* Try it
Exactly the lines from the one containing "What's the underlying" through the final line of the data are to be written out again, with nothing added.

##### Available data #####

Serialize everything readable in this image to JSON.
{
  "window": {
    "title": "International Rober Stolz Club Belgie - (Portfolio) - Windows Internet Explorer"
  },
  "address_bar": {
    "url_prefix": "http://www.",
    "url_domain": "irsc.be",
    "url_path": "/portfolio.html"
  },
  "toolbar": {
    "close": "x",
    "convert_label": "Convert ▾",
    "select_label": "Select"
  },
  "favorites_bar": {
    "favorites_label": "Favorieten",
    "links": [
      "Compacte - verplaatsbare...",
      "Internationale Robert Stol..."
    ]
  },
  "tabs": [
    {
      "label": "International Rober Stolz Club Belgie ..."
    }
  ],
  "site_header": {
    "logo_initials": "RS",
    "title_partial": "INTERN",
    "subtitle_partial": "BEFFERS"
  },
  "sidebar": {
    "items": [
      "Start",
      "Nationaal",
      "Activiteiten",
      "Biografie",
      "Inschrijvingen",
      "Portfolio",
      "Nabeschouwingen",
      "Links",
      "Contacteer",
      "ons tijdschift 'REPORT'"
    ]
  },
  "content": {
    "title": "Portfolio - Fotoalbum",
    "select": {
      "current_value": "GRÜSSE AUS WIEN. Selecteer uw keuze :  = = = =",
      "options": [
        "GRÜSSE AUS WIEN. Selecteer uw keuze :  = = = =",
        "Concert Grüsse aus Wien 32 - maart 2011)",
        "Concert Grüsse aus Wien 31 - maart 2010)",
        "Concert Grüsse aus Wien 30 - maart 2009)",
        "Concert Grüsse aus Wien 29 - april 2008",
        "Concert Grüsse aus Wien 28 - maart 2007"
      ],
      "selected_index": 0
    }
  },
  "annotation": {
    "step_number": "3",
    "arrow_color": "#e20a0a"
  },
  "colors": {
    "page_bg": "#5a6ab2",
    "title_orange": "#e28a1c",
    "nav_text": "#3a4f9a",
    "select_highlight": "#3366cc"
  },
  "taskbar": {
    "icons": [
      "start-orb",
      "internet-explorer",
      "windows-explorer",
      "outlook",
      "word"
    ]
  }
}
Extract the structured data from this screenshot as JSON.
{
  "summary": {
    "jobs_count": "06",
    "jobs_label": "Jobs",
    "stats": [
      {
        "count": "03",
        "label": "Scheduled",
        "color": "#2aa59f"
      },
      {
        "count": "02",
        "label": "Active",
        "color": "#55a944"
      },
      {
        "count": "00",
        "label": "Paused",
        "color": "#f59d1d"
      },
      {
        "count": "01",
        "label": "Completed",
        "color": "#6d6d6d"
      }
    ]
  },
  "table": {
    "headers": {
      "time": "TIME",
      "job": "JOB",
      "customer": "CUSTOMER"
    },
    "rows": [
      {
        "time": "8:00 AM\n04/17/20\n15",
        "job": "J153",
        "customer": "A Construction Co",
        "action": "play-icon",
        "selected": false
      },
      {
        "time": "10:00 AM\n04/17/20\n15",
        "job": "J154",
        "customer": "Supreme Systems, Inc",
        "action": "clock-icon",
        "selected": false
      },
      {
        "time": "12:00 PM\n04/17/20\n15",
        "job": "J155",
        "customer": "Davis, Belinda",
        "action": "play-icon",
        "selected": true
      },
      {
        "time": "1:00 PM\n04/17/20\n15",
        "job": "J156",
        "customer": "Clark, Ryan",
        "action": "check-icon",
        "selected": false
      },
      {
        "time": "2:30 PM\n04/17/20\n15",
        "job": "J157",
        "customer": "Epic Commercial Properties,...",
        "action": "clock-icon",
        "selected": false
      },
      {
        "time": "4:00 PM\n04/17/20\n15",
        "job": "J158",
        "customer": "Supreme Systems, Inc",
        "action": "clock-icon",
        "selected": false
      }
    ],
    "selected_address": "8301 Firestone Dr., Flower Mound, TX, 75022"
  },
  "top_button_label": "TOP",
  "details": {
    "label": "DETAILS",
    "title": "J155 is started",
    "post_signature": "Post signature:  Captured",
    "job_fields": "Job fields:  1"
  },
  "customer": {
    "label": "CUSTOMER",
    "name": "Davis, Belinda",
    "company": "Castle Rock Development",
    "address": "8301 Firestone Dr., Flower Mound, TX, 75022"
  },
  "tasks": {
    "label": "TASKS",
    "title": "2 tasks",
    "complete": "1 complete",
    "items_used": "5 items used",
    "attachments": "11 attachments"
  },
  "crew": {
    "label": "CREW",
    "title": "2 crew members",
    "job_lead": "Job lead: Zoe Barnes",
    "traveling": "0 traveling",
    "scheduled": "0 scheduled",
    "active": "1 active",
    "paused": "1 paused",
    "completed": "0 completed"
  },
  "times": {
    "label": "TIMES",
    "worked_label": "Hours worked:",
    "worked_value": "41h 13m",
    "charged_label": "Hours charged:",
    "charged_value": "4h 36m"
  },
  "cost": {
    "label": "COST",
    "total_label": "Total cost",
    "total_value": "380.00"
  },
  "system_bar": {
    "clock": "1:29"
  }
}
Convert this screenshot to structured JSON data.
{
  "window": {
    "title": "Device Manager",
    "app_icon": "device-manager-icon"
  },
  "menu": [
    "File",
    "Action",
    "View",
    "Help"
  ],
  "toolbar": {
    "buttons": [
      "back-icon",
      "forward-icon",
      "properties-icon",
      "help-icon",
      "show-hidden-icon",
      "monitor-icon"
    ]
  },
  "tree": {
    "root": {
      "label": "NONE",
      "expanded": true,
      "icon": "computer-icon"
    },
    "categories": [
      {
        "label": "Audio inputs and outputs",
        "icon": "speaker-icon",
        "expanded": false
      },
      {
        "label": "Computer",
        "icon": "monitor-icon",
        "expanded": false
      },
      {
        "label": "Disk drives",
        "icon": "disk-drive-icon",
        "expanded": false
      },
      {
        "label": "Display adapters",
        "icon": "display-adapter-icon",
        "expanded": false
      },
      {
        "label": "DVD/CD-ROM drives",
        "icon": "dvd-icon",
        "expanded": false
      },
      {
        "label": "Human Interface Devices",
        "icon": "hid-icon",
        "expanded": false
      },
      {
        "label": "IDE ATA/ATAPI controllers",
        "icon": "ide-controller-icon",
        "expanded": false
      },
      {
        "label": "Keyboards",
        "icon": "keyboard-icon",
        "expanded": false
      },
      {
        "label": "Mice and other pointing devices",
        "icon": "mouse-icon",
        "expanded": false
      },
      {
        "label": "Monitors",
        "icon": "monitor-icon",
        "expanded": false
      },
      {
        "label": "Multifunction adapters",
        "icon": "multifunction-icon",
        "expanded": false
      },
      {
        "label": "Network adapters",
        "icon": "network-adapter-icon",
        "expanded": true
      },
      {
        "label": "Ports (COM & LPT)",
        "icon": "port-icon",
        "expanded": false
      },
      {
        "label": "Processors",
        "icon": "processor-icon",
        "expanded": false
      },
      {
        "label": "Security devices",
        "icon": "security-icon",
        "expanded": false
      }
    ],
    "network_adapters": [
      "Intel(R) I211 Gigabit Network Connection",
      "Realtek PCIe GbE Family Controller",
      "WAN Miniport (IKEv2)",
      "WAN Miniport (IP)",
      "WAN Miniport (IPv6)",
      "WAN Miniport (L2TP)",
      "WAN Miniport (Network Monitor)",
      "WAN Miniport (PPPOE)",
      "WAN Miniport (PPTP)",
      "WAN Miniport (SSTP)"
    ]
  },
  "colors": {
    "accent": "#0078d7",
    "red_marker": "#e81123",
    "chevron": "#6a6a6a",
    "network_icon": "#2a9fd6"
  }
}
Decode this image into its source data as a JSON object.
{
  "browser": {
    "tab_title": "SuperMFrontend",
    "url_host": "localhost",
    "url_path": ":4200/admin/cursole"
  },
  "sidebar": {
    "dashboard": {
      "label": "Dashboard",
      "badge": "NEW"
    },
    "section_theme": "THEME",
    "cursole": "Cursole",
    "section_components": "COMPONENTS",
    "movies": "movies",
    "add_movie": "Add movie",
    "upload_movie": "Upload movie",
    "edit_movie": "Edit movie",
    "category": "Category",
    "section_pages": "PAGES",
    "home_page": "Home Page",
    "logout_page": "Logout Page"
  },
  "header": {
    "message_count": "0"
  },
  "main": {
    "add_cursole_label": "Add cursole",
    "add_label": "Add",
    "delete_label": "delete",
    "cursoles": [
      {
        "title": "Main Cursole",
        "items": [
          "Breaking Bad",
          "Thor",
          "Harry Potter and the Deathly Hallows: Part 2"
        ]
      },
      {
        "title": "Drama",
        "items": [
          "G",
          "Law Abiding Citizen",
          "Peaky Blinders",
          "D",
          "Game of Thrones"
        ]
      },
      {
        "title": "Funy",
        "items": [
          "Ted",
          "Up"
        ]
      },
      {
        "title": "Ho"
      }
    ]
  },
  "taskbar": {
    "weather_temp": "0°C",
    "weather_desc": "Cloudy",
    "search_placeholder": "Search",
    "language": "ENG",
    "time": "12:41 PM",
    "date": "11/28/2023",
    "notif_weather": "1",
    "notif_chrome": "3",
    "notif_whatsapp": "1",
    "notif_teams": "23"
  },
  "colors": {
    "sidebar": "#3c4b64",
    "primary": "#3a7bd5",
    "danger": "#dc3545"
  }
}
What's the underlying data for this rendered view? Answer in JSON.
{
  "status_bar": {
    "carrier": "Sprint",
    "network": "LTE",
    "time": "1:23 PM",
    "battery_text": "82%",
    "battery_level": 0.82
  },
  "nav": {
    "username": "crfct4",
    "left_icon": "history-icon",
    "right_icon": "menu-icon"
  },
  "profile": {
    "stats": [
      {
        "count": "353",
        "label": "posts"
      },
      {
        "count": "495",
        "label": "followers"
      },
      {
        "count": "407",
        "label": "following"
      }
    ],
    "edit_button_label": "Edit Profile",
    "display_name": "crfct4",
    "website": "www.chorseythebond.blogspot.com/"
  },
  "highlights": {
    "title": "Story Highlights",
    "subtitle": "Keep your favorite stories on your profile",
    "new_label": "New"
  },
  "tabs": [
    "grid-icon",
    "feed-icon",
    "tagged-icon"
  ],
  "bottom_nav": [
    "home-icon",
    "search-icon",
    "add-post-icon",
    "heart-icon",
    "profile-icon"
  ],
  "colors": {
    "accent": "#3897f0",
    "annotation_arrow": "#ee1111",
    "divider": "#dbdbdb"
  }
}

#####

* Response to the task
What's the underlying data for this rendered view? Answer in JSON.
{
  "status_bar": {
    "carrier": "Sprint",
    "network": "LTE",
    "time": "1:23 PM",
    "battery_text": "82%",
    "battery_level": 0.82
  },
  "nav": {
    "username": "crfct4",
    "left_icon": "history-icon",
    "right_icon": "menu-icon"
  },
  "profile": {
    "stats": [
      {
        "count": "353",
        "label": "posts"
      },
      {
        "count": "495",
        "label": "followers"
      },
      {
        "count": "407",
        "label": "following"
      }
    ],
    "edit_button_label": "Edit Profile",
    "display_name": "crfct4",
    "website": "www.chorseythebond.blogspot.com/"
  },
  "highlights": {
    "title": "Story Highlights",
    "subtitle": "Keep your favorite stories on your profile",
    "new_label": "New"
  },
  "tabs": [
    "grid-icon",
    "feed-icon",
    "tagged-icon"
  ],
  "bottom_nav": [
    "home-icon",
    "search-icon",
    "add-post-icon",
    "heart-icon",
    "profile-icon"
  ],
  "colors": {
    "accent": "#3897f0",
    "annotation_arrow": "#ee1111",
    "divider": "#dbdbdb"
  }
}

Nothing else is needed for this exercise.